We all like to think of ourselves as fairly mature people. We try to maintain a relatively reserved countenance, whilst indulging ourselves in the odd laughing fit about toilet humour now and again. One way to test this maturity is to purchase a copy of Lady Chatterley’s Lover by D.H. Lawrence from your local book retailer.
Feeling a little self-conscious as you take it to the till is natural, but assume a suitably serious and (hopefully) intellectual expression, trying to demonstrate to the cashier that you’re not just buying this notorious novel for the rude bits, oh no, you’re buying it for…alright, for the rude bits.
Having known about all the controversy that surrounded its release, its subsequent ban and eventual reinstating, I was incredibly curious to experience the novel for myself. Would I, the product of an overly-sexualised generation, find it at all shocking? Or merely quaint that people could have been so appalled by such things last century?
Set in post-First World War England, the story focuses on young Constance Chatterley, who seeks refuge from her unhappy marriage to her paralysed upper-class husband in the arms of her brooding and strapping gamekeeper, Oliver Mellors.
On reading the preface, I discovered that Lawrence was a keen advocate of anal sex and liked to tell all his friends about his wife’s sex life with a strapping Italian. Lovely. The book itself is basically a big advert for sex, Lawrence stating in the preface that fucking was the only way to make England ‘great again.’ Freud might have had something to say about that.

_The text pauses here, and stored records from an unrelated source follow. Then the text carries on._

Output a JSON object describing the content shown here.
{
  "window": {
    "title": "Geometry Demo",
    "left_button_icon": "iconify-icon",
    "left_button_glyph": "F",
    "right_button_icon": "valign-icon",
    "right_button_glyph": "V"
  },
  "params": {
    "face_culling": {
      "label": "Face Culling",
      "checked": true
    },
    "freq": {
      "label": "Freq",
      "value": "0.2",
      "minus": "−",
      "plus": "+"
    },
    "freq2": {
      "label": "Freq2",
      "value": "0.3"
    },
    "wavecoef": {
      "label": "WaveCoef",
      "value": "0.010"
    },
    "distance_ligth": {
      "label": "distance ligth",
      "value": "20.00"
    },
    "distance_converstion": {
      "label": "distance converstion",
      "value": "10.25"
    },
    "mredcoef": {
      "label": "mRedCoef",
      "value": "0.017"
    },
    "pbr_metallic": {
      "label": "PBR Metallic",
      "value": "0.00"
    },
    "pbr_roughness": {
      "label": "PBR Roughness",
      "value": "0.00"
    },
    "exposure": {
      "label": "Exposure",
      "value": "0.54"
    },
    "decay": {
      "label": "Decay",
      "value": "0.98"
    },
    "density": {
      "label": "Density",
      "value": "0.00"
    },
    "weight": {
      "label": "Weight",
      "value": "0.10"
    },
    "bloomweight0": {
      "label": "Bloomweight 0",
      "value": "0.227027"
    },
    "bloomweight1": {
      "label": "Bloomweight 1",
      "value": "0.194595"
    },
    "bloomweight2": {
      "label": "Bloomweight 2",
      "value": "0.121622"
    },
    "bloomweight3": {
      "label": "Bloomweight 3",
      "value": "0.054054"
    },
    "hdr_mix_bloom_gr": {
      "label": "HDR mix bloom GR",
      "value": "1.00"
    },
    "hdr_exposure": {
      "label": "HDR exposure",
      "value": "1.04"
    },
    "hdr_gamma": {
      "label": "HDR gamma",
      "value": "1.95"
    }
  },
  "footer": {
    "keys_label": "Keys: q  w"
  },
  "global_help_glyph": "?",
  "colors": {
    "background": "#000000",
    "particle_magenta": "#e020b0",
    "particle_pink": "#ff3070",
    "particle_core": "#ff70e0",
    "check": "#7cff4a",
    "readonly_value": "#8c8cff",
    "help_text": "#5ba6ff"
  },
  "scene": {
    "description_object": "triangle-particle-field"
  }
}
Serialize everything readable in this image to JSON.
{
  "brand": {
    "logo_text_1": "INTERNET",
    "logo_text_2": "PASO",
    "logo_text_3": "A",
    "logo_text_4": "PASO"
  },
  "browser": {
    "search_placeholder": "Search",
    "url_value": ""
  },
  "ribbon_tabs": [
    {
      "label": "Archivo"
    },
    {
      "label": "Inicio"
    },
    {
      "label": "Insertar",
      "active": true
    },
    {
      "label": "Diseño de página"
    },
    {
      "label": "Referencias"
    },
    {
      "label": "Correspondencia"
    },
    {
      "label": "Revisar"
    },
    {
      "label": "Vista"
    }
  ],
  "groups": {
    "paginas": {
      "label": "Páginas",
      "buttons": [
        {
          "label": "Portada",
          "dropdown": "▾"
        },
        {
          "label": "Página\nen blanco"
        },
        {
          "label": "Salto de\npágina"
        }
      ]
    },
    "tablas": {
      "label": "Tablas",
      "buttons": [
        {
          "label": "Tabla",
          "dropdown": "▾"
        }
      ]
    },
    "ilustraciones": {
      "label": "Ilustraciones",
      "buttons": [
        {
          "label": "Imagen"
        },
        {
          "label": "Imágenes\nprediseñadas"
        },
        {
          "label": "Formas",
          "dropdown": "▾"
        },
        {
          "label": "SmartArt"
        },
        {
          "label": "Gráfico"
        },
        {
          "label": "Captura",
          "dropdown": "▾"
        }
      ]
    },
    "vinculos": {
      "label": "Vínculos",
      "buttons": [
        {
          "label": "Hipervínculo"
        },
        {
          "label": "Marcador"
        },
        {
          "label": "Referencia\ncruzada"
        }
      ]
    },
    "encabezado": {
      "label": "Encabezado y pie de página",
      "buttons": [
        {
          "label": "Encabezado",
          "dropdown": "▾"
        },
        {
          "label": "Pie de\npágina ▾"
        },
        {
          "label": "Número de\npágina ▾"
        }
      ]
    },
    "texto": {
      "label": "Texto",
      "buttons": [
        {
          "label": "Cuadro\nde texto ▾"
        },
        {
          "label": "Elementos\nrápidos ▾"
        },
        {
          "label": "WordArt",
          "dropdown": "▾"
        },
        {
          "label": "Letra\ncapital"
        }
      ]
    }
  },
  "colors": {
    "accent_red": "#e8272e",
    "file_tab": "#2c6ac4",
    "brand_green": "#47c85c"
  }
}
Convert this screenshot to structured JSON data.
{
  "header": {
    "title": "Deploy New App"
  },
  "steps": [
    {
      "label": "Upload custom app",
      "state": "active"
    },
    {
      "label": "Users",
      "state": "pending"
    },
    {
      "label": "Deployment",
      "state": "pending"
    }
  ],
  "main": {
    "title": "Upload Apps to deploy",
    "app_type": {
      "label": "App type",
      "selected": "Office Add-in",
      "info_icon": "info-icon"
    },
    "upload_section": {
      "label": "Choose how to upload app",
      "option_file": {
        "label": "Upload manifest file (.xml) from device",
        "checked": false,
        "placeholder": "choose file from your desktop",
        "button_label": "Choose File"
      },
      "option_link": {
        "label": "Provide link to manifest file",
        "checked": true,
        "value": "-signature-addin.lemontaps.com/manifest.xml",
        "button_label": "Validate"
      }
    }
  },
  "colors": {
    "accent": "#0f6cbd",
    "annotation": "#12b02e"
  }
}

Whenever reading a book, there are usually one or two powerful moments that stick in the mind and will not be forgotten, although other parts will. With Lady Chatterley’s Lover, it’s when Constance Chatterley runs outside in the rain completely naked, rejoicing in her freedom, her life and the fetters of convention falling away. Weirdly, it made me feel like going outside in the rain naked myself, although I refrained for the sake of my neighbours.
So, the notorious sex scenes then. As a teenager brought up on bodice rippers, they weren’t as shocking as I had expected, although I was a little taken aback by the direct, frequent and unabashed uses of ‘cunt’ and ‘fucking’. Even in today’s literature, efforts are made to make more subtle and less blunt references to sex. That is the power of it. Lawrence’s (very valid) point here is that words are, well, just words. Taken out of context they mean absolutely nothing and it’s bewildering at how much these words are taboo when they’re just sounds coming out of someone’s mouth.
If you’re looking for some hard-core sex scenes that practically jump off the page, perhaps look somewhere else. There is so much more to Lady Chatterley’s Lover than the notoriety, a tale of challenging social norms, freeing yourself from the bonds of convention and returning to nature, a lesson that all of us, in this age of industry and technology, should consider.
Originally published on The Yorker 16th May 2010